▶ **EXERCISE AIM**
From the data that follows, copy every line holding the string "this".

▶ **EXCERPTED RECORDS**
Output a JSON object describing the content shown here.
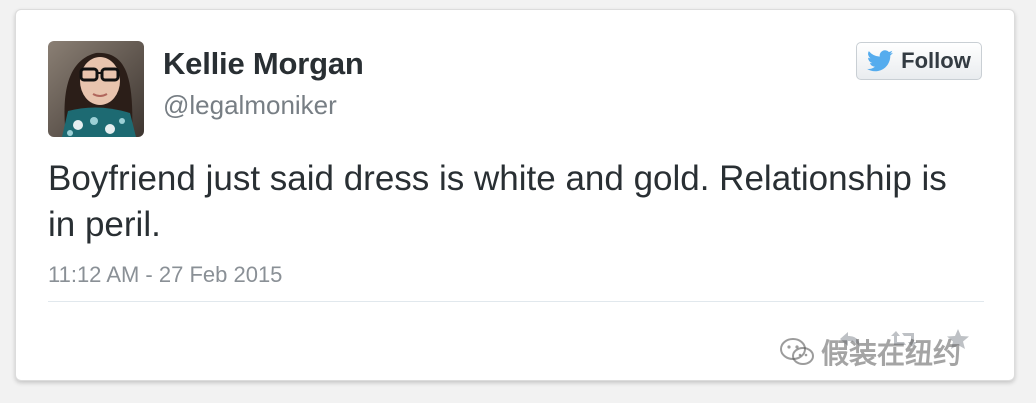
{
  "tweet": {
    "author_name": "Kellie Morgan",
    "author_handle": "@legalmoniker",
    "text": "Boyfriend just said dress is white and gold. Relationship is in peril.",
    "timestamp": "11:12 AM - 27 Feb 2015"
  },
  "follow_button": {
    "label": "Follow",
    "icon": "twitter-bird-icon"
  },
  "actions": {
    "reply_icon": "reply-icon",
    "retweet_icon": "retweet-icon",
    "favorite_icon": "star-icon"
  },
  "watermark": {
    "text": "假装在纽约",
    "icon": "wechat-icon"
  },
  "colors": {
    "brand_blue": "#55acee",
    "text_primary": "#292f33",
    "text_secondary": "#777e84"
  }
}
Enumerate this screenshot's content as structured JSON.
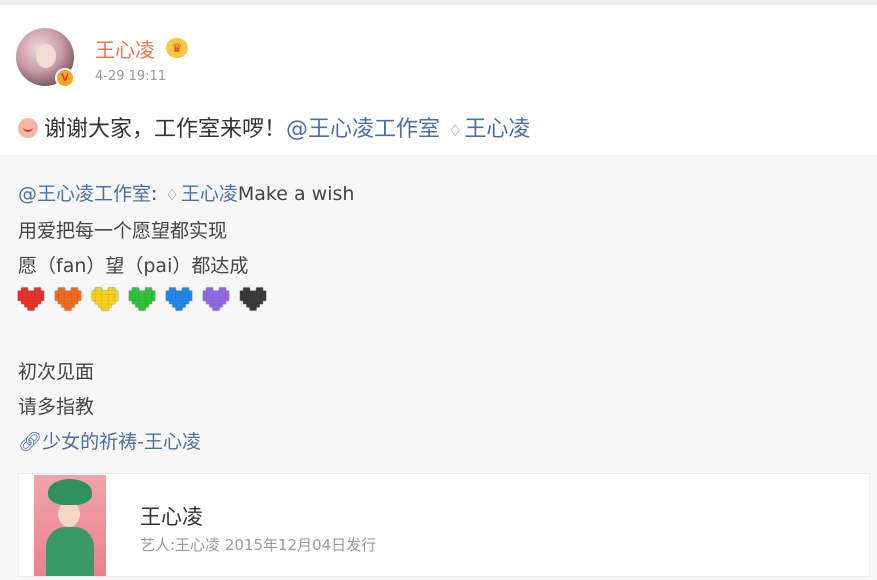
{
  "post": {
    "username": "王心凌",
    "avatar_badge": "V",
    "time": "4-29 19:11",
    "text_prefix": "谢谢大家，工作室来啰！",
    "mention": "@王心凌工作室",
    "topic": "王心凌"
  },
  "repost": {
    "mention": "@王心凌工作室",
    "colon": ":",
    "topic": "王心凌",
    "line1_rest": "Make a wish",
    "line2": "用爱把每一个愿望都实现",
    "line3": "愿（fan）望（pai）都达成",
    "hearts": [
      "#e8302d",
      "#f26b1d",
      "#f5d11a",
      "#2fc23a",
      "#1f87e8",
      "#8f6ae6",
      "#3a3a3a"
    ],
    "line5": "初次见面",
    "line6": "请多指教",
    "music_link": "少女的祈祷-王心凌"
  },
  "card": {
    "title": "王心凌",
    "subtitle": "艺人:王心凌 2015年12月04日发行"
  },
  "colors": {
    "name": "#eb7350",
    "link": "#4a6fa5",
    "muted": "#999999"
  }
}
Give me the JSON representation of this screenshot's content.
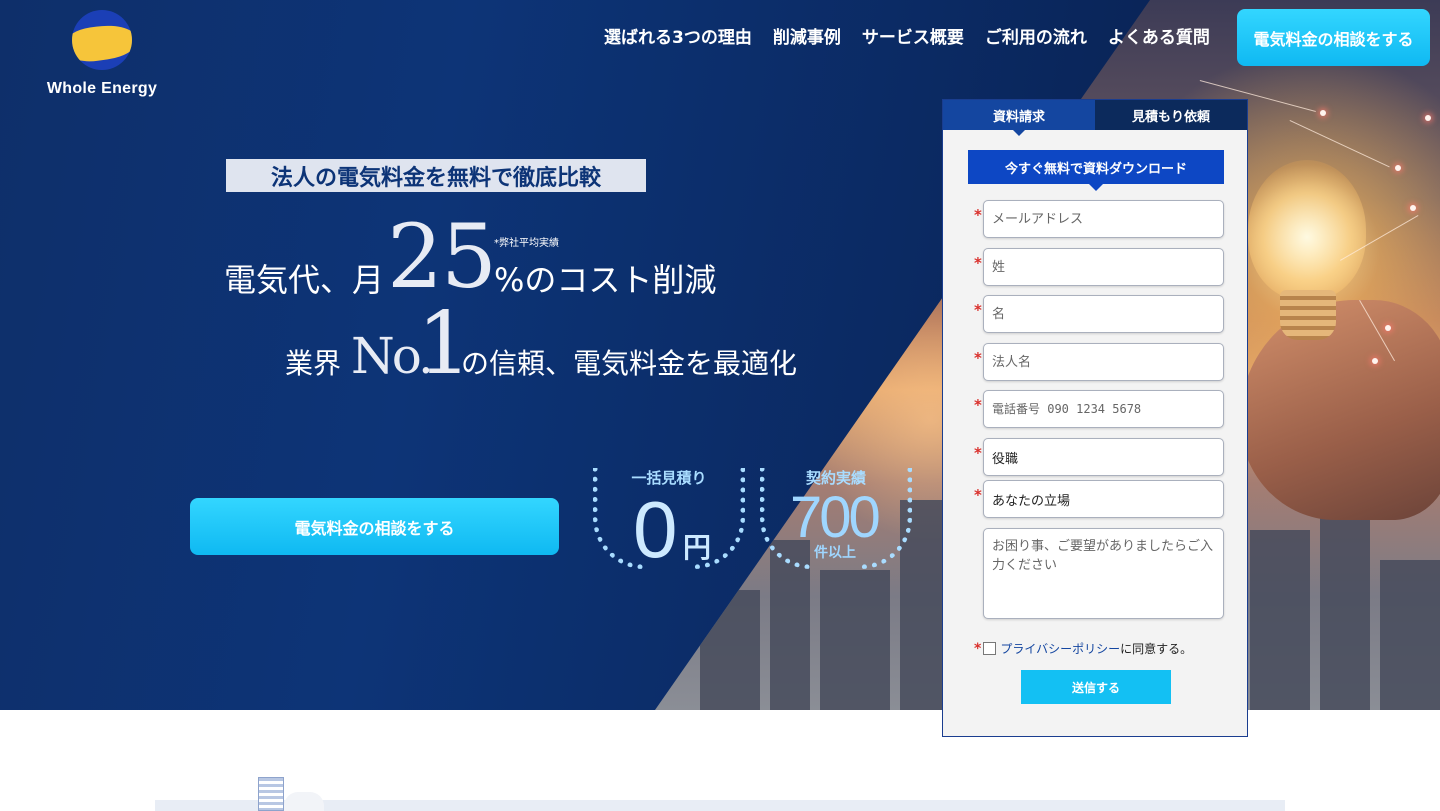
{
  "brand": {
    "name": "Whole Energy"
  },
  "nav": {
    "items": [
      "選ばれる3つの理由",
      "削減事例",
      "サービス概要",
      "ご利用の流れ",
      "よくある質問"
    ],
    "cta": "電気料金の相談をする"
  },
  "hero": {
    "tagline": "法人の電気料金を無料で徹底比較",
    "line1_pre": "電気代、月",
    "line1_number": "25",
    "line1_post": "%のコスト削減",
    "line1_note": "*弊社平均実績",
    "line2_pre": "業界",
    "line2_no": "No.",
    "line2_one": "1",
    "line2_post": "の信頼、電気料金を最適化",
    "cta": "電気料金の相談をする"
  },
  "awards": [
    {
      "title": "一括見積り",
      "value": "0",
      "unit": "円"
    },
    {
      "title": "契約実績",
      "value": "700",
      "unit": "件以上"
    }
  ],
  "form": {
    "tabs": [
      "資料請求",
      "見積もり依頼"
    ],
    "active_tab": 0,
    "heading": "今すぐ無料で資料ダウンロード",
    "required_mark": "*",
    "email_placeholder": "メールアドレス",
    "last_name_placeholder": "姓",
    "first_name_placeholder": "名",
    "company_placeholder": "法人名",
    "phone_placeholder": "電話番号 090 1234 5678",
    "position_value": "役職",
    "role_value": "あなたの立場",
    "message_placeholder": "お困り事、ご要望がありましたらご入力ください",
    "privacy_link": "プライバシーポリシー",
    "privacy_suffix": "に同意する。",
    "submit": "送信する"
  },
  "colors": {
    "hero_navy": "#0d3477",
    "cta_cyan": "#13c0f3",
    "form_blue": "#0d47c4",
    "required_red": "#d9302c",
    "logo_blue": "#1b3fb6",
    "logo_yellow": "#f6c53a"
  }
}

▶ **WRITTEN SOLUTION**
Enumerate this screenshot's content as structured JSON.
Give me the JSON representation of this screenshot's content.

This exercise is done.